Sample Multi-Echo ATV Data

Multi-echo ATV data can be visually represented in different ways. A radial plot (fig. 1) of an example data set shows the arrival times of the reflected signal plotted azimuthally. The first (innermost) reflector, indicated in black, is the reflection from the edge of the tool. The second reflector (red) is the reflection off of the plastic casing in the borehole. The third reflection (blue) is off of the borehole wall behind the plastic casing.

 [Image: Radial plot of multi-echo ATV data. Image courtesy: Jim LoCoCo, Mount Sopris Industries.]
Figure 1. Radial plot of arrival times from sample
multi-echo acoustic televiewer data. Increased
distance from center (location of tool) of the plot
indicates increased travel time of reflected signal.

In figure 2 a single trace line plot is shown from the same data set as figure 1. The single trace of the sample multi-echo ATV data shows three arrivals or reflected signals, with two-way travel time measured in microseconds: the first high-amplitude peak (black arrow) is the reflection from the edge of the tool; the second high-amplitude peak (red arrow) is the reflection from the plastic casing; and the third-high amplitude peak (blue arrow) is the reflection from the borehole wall bedrock behind the plastic casing.

 [Image: Single trace of multi-echo ATV data. Image courtesy: Jim LoCoCo, Mount Sopris Industries.]
Figure 2. Plot of single trace of sample multi-echo acoustic televiewer data. Horizontal (x) axis
is travel time in microseconds of the reflected signal and the vertical (y) axis is the amplitude
of the reflected signal.

Oriented, 360-degree views of multi-echo ATV data can also be shown in flattened, projected images with the image split along north. Figure 3 shows the second and third arrivals (reflectors) recorded over a section of borehole. The arrival times for the second reflector show the smooth plastic casing. The arrival times of the third reflector indicate the presence of (1) a casing centralizer and (2) a fracture behind the casing. If the magnetic orientation of the data and the deviation of the borehole are known, the strike and dip of individual features can be estimated.

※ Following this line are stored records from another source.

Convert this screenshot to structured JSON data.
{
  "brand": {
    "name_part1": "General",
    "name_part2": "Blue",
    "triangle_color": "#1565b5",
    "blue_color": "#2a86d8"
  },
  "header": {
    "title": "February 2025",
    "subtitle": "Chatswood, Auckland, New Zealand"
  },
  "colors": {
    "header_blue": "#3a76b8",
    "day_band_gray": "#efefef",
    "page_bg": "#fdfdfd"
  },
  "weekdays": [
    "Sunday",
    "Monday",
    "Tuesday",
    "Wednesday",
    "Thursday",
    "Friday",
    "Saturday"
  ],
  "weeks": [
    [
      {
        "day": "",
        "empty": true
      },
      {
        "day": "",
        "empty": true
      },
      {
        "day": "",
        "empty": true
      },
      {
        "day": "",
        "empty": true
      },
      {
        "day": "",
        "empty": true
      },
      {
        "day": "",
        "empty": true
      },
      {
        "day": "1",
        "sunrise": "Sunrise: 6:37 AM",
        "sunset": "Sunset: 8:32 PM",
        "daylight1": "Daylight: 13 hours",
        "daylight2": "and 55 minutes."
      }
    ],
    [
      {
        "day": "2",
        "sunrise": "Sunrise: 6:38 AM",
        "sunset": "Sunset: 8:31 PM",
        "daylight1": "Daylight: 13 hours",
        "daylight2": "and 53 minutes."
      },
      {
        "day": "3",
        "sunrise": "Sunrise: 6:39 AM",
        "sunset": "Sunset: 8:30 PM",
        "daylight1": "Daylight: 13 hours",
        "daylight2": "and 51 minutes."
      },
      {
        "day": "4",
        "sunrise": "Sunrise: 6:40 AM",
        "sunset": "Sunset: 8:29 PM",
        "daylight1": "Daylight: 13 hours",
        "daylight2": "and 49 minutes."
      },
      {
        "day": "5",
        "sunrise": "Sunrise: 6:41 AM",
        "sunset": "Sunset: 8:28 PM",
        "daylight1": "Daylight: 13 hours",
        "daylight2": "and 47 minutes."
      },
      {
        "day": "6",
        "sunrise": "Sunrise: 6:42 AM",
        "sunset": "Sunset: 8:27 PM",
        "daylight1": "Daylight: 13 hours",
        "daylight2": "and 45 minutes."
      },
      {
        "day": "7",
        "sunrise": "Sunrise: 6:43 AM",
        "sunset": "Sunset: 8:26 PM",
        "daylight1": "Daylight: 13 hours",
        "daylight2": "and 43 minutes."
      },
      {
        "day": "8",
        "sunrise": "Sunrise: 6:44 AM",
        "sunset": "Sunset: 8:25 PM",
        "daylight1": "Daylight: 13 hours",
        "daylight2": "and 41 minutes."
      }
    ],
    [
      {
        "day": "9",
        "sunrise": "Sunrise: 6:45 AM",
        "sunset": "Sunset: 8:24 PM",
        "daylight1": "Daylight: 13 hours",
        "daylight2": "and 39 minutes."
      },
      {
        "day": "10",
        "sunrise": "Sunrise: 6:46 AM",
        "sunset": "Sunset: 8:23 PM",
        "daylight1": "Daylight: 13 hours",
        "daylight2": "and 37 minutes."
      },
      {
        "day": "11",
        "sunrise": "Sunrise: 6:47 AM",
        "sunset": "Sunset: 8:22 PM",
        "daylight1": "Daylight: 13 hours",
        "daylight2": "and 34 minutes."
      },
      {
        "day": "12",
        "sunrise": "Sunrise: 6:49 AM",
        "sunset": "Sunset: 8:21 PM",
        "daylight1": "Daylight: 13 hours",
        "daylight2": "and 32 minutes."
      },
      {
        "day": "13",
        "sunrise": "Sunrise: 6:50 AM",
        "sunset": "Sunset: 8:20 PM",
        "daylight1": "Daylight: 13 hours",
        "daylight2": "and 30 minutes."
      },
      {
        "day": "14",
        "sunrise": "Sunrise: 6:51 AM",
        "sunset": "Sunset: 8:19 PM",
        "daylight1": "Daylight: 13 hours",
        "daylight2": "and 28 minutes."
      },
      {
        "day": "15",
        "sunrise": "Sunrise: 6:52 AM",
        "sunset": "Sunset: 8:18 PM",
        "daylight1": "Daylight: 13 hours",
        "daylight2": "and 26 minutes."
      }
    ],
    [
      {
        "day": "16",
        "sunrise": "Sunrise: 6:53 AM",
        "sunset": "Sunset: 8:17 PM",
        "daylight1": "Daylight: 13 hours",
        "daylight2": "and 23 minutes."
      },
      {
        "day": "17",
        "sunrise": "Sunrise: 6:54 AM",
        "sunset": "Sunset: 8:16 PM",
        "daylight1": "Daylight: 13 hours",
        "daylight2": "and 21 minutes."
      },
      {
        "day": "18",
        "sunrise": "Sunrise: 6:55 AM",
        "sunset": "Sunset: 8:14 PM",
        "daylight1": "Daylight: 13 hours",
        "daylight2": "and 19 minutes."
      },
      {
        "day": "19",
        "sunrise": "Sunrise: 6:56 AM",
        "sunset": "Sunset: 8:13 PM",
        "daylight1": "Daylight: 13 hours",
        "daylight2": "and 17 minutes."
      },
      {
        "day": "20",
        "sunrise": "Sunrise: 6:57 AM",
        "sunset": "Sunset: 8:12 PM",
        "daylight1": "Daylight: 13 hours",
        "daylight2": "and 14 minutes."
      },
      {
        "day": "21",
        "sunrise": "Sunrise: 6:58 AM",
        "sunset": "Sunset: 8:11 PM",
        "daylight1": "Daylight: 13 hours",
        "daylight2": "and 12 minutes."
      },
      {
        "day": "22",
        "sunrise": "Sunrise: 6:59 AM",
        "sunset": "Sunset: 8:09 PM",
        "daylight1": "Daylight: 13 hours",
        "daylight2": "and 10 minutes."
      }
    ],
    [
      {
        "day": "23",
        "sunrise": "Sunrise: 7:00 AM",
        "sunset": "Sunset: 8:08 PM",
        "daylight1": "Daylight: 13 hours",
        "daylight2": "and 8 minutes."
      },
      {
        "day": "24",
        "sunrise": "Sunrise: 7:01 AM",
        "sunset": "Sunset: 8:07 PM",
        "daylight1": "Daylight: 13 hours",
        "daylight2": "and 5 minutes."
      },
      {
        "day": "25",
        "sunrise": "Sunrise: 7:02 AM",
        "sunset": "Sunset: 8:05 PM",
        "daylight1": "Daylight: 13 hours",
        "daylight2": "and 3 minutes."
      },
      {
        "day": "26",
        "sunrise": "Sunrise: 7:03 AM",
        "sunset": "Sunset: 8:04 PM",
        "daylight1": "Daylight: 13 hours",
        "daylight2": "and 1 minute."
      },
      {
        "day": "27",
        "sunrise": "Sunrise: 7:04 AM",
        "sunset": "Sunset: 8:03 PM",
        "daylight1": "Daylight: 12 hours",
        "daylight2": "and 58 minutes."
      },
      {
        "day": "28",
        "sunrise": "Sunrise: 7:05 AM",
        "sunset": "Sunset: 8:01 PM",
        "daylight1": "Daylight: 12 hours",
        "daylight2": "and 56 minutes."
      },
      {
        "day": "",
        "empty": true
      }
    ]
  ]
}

 [Image 360-degree view of multi-echo ATV data. Image courtesy: Jim LoCoCo, Mount Sopris Industries.]
Figure 3. Oriented, 360-degree view of sample multi-echo acoustic
televiewer data. The arrival times for the second reflector show the
smooth plastic casing. The arrival times of the third reflector indicate
the presence of (1) a casing centralizer and (2) a fracture behind the

For More Information...

USGS offices and cooperators can contact Carole Johnson (OGW BG) at cjohnson or (860) 487-7402 x17 to learn more about using the multi-echo acoustic televiewer tool or to discuss related USGS project or training needs.

For more in-depth information on the acoustic televiewer logging method, see:
* Johnson, C.D., 2002, Acoustic and optical imaging tools for fractured-rock aquifer investigations [abs.], in Geological Society of America 2002 Annual Meeting Abstracts with Programs: Denver, Colo., Geological Society of America, v. 34, no. 6, p. 228.
* Keys, W. Scott, 1990, Borehole Geophysics Applied to Ground-Water Investigations: Techniques of Water-Resources Investigations of the United States Geological Survey, Book 2, Chapter E2, 150 p.
* Williams, J.H., and Johnson, C.D., 2000, Borehole-wall imaging with acoustic and optical televiewers for fractured-bedrock aquifer investigations: in Seventh International Symposium on Borehole Geophysics for Minerals, Geotechnical, and Groundwater Applications, October 24-26, 2000, Proceedings: Houston, Texas, Minerals and Geotechnical Logging Society, p. 43-53.

Data images courtesy Jim LoCoCo, Mount Sopris Industries.


Hypertext links and other references to non-USGS products, trade names, and (or) services are provided for information purposes only and do not constitute endorsement or warranty, express or implied, by the USGS, USDOI, or U.S. Government, as to their suitability, content, usefulness, functioning, completeness, or accuracy.


USGS Home Water
Climate and Land Use Change Core Science Systems Ecosystems Energy and Minerals Environmental Health Natural Hazards

Accessibility FOIA Privacy Policies and Notices logo U.S. Department of the Interior | U.S. Geological Survey
Page Contact Information: Contact the Hydrogeophysics Branch
Page Last Modified: Thursday, 29-Dec-2016 20:02:27 EST